This traditional Mexican soup is comforting and heavy enough to be a meal all on its own.
Pozole is a Mexican soup served during special holidays and occasions like quinceañera celebrations or New Year's. In this edition, the traditional pozole recipe gets a colorful makeover, adding more spices and surprise ingredients that add an extra kick.
For me, Pork Chile Colorado Pozole represents family. I have the fondest memories of early morning preparations of a couple of foods in our house: menudo, barbacoa and tamales. And when my sister began cooking for her own family, she prepared pozole for us. I have been hooked since then. Each of those dishes have their own distinct smells, and as a kid I may have been bothered by them, but now those smells are familiar and comforting.
In our family, pozole was always traditionally prepared with pork, but I have substituted chicken many times and think it's a good alternative! The great thing about pozole is that it can be served for breakfast, lunch or dinner. And don't forget the garnishes! It wouldn't be a pozole recipe without the cabbage, radishes and lemon.
3lbs pork butt or shoulder, boneless, trim off excess fat
In a large stock pot, transfer the pork, cover with water, add the onion, whole garlic bulb and about 1 tablespoon of salt. Bring to a boil, lower the heat, partially cover and cook for a good 2½ to 3 hours, skimming the top. When pork is tender (falling off the bone), remove from stock and set aside to cool.
While the pork is cooking, remove the stems and seeds from the chile peppers, transfer to a sauce pan, cover with water bring to a boil, reduce to a simmer and cook for 15 minutes.
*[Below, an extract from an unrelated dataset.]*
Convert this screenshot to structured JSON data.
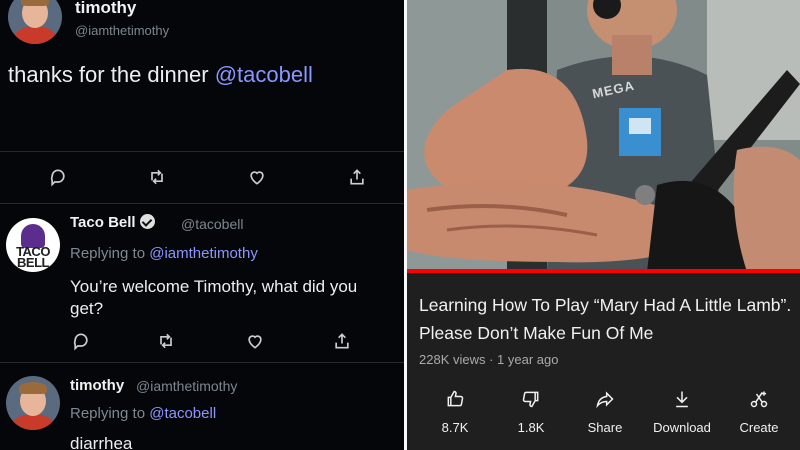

Drain the water, transfer peppers to blender, add 1½ cups of water and 1 teaspoon of salt, 1 teaspoon cumin, 1 teaspoon oregano and blend until smooth. Strain through wire mesh strainer for a smoother sauce. Set aside.
Strain the pork stock and return to pot. Heat to medium heat, add the hominy, 2 teaspoons of crushed red pepper flakes (or dried chile piquin), 1/2 tablespoon of oregano, 1 cup of water, and the chile puree. Stir well to combine. Bring to a boil, taste for salt. Cook for another 20 minutes. While that cooks, shred or roughly chop the pork and remove any extra fat. Add to the pozole, stir well and cook for 25 minutes. If too thick, add a little more water, taste for salt.
Serve with tostadas or warm corn tortillas and garnish with shredded lettuce or cabbage, sliced radishes, diced white onion, oregano, crushed chile piquin and lemon.
For a more tender and flavorful pozole, let the pozole cook for a longer period of time at a low temperature. I think the longer it cooks, the better it tastes. I also like to add a little cilantro and minced chile serrano if I am not adding red pepper flakes.